» **TASK REQUIREMENTS**:
Where does the string "JSON" appear? Copy every line of the entries below that holds it.

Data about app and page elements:
★ ★ ★ ★ ★
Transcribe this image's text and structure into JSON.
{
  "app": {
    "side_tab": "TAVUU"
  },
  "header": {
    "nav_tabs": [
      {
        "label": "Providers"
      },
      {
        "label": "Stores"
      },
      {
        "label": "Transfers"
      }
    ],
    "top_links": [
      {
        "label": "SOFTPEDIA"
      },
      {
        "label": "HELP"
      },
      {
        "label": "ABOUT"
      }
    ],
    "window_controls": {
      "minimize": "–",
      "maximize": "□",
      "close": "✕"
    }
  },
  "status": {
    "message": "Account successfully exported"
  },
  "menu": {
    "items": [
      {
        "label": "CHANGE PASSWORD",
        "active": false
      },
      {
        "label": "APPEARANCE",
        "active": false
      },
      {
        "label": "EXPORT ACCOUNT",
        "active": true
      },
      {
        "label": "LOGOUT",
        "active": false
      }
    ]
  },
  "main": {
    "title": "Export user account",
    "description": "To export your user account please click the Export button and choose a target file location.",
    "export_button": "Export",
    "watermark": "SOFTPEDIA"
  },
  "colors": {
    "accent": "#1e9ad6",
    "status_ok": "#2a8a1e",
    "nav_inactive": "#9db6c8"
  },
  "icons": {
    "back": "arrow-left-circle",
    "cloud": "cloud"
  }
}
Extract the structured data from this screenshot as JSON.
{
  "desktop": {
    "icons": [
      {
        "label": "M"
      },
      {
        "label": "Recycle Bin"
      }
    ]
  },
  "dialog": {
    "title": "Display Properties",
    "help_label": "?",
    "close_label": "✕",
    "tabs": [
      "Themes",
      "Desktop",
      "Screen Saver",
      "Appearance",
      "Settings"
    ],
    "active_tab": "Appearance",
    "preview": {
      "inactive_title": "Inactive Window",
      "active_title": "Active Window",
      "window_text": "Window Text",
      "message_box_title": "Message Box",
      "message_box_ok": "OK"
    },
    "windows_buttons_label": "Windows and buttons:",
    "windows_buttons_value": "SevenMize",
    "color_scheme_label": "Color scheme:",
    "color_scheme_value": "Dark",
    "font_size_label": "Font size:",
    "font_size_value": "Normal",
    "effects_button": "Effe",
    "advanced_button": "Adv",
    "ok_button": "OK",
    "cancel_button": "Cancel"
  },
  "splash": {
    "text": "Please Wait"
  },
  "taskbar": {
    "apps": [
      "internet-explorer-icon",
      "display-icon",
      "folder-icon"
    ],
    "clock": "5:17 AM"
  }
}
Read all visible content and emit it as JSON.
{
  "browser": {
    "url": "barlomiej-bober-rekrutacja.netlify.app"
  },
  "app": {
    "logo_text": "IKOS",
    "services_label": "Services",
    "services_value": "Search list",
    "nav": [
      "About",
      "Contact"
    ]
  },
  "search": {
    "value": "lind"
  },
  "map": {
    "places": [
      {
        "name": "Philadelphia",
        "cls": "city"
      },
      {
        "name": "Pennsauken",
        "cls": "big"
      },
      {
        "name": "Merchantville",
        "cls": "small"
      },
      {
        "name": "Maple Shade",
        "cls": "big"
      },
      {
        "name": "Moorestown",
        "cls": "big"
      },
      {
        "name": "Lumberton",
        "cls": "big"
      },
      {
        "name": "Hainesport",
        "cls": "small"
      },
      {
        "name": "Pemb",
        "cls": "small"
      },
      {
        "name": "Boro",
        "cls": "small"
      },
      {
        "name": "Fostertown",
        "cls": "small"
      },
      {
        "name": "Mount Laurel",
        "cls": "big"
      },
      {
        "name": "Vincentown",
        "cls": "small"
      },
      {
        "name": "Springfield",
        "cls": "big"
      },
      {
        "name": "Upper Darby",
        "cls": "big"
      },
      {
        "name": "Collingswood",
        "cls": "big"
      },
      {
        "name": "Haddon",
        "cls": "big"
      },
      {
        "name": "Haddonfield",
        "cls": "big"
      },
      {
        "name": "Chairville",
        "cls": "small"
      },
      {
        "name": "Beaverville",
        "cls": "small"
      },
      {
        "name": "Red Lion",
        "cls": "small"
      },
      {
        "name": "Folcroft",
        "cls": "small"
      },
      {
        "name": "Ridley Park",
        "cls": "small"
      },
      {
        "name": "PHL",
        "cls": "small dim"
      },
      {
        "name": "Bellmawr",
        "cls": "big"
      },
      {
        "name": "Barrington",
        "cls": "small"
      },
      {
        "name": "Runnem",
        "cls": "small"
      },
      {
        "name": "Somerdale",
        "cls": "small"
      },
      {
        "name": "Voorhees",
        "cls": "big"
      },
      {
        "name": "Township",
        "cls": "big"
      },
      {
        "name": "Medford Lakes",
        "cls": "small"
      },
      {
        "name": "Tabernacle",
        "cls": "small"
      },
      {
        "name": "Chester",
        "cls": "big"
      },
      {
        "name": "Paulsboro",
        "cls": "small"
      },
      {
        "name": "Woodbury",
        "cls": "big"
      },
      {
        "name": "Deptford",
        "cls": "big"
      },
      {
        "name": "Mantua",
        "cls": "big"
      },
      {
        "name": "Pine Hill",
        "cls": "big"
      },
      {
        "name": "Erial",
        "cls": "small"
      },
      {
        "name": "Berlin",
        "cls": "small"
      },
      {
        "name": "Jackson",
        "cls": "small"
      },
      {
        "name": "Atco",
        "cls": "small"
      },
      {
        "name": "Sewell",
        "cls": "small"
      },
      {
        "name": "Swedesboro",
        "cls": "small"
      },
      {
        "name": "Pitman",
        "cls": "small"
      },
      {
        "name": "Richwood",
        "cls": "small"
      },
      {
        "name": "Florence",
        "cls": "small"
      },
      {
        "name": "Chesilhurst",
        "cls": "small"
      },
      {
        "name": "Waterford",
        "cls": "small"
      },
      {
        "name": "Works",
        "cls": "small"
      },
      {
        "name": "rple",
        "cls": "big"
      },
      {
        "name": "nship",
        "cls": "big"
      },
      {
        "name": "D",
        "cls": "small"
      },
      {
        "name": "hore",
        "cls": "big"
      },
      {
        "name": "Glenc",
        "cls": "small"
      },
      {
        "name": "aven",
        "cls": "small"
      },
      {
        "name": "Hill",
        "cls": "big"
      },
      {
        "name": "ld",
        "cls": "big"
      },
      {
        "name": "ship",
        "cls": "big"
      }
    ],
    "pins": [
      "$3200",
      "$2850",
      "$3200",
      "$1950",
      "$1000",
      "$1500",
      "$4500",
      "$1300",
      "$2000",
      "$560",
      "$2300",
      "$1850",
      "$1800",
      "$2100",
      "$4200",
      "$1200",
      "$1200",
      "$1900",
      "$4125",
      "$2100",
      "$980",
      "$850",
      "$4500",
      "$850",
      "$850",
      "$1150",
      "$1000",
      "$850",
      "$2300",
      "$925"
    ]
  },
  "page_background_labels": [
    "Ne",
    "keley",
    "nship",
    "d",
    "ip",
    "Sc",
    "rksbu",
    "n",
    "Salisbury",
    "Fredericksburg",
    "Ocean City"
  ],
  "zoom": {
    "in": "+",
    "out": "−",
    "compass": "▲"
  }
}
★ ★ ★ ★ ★
» **TASK ANSWER**:
Transcribe this image's text and structure into JSON.
Extract the structured data from this screenshot as JSON.
Read all visible content and emit it as JSON.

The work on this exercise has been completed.